July 22, 2010
Smart Tourism Investment Examined at DAI, Aspen, USAID Roundtable
Some of the poorest places on Earth are also some of the most beautiful – the Andean foothills, Africa’s national parks, and Indonesia’s rainforests, to name a few. But while developing tourism in these locales could create much-needed jobs and economic growth, investors often dismiss such ventures as being too risky.
Investors and tourism experts met last week at the Aspen Institute in Washington, D.C., to examine ways to design projects that provide investors with the safe, acceptable returns they need while also serving to improve lives in poor local populations.
The challenges discussed at “Impact Investment in Community-Based Sustainable Tourism,” a roundtable organized by DAI, the U.S. Agency for International Development, and Aspen Network of Development Entrepreneurs, focused on aligning layers of investors, donors, and other stakeholders behind market-driven projects; the projects, in turn, should meet diverse financial and social goals.
“We must have a constellation of goals in mind when we engage in tourism development,” said Keith Dokho, a DAI sustainable tourism specialist. “How do you customize a return on investment and also measure the social return in a way that makes commercial sense?”
Tourism development affects many local business sectors, including hotels, transportation, grocers, farmers, tour operators, and crafters.

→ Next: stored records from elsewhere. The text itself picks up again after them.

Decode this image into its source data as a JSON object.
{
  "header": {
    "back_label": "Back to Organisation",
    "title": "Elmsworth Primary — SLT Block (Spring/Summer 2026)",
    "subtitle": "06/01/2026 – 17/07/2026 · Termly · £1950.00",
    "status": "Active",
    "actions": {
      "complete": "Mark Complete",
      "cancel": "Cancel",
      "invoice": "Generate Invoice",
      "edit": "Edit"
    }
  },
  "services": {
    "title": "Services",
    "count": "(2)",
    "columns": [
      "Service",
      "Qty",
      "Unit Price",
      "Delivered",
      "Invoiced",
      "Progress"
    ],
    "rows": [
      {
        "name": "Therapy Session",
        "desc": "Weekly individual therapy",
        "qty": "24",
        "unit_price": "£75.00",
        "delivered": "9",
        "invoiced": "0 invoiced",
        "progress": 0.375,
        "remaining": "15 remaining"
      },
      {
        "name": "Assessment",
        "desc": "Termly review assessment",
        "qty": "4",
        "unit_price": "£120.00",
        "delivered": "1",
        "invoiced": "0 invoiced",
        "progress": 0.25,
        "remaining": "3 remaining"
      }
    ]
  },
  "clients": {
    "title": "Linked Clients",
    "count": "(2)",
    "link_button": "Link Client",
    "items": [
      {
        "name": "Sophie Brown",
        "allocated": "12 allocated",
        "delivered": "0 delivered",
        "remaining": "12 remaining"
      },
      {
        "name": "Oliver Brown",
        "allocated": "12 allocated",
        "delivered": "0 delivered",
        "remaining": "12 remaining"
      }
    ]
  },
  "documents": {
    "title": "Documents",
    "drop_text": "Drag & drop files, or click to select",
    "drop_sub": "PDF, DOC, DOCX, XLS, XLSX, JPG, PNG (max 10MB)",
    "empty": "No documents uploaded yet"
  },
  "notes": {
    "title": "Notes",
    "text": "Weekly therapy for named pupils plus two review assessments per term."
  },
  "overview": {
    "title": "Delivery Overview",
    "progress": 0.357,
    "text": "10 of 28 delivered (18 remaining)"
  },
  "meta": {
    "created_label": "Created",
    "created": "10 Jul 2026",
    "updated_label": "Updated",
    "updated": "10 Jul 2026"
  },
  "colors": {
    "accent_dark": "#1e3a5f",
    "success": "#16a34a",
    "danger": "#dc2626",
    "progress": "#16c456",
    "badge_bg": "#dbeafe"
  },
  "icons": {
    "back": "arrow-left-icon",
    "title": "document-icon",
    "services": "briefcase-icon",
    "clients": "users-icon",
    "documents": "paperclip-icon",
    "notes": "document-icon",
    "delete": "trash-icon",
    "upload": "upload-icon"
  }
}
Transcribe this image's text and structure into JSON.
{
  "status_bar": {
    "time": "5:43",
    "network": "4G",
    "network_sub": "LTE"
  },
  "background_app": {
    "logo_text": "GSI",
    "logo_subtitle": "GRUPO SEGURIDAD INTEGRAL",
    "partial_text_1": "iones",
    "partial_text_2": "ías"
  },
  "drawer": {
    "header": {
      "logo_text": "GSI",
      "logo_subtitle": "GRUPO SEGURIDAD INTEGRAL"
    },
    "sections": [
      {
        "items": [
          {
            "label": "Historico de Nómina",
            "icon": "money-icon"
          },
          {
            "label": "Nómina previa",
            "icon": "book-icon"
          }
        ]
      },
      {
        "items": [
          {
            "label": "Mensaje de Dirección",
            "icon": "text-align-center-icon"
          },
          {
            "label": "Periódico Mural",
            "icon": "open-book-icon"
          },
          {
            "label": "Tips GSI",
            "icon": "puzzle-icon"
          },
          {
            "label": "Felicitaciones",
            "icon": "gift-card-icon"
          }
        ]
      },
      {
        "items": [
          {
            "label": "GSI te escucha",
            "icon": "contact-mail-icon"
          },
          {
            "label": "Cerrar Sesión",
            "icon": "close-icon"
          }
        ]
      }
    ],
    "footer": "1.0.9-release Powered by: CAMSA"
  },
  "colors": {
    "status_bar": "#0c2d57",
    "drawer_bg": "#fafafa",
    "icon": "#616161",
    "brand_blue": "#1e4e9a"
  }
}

Equally diverse is the array of investors, donors, technical assistance, and local support required to build a foundation solid enough to sustain a tourism investment.
In considering the ingredients needed for a prospectus in which budgets make sense up front for investors, the roundtable discussed topics such as local money management, liquidity and seasonal cash flow, accreditation of intermediaries, local cultural norms and visitor expectations, and exit strategies for investors. The local legal and enabling environment was also among the many factors affecting investor and donor confidence.
Discussants included representatives from Wells Fargo, African Middle Market Fund, EcoEnterprises Fund, Small Enterprise Assistance Funds, the Overseas Private Investment Corporation, the U.S. Department of Commerce, the International Financial Corporation, and the United Nations Development Programme.
Representatives from the Maruleng and Bushbuckridge Economic Development Initiative, a project of ECIAfrica, DAI’s subsidiary for southern Africa, also led discussions.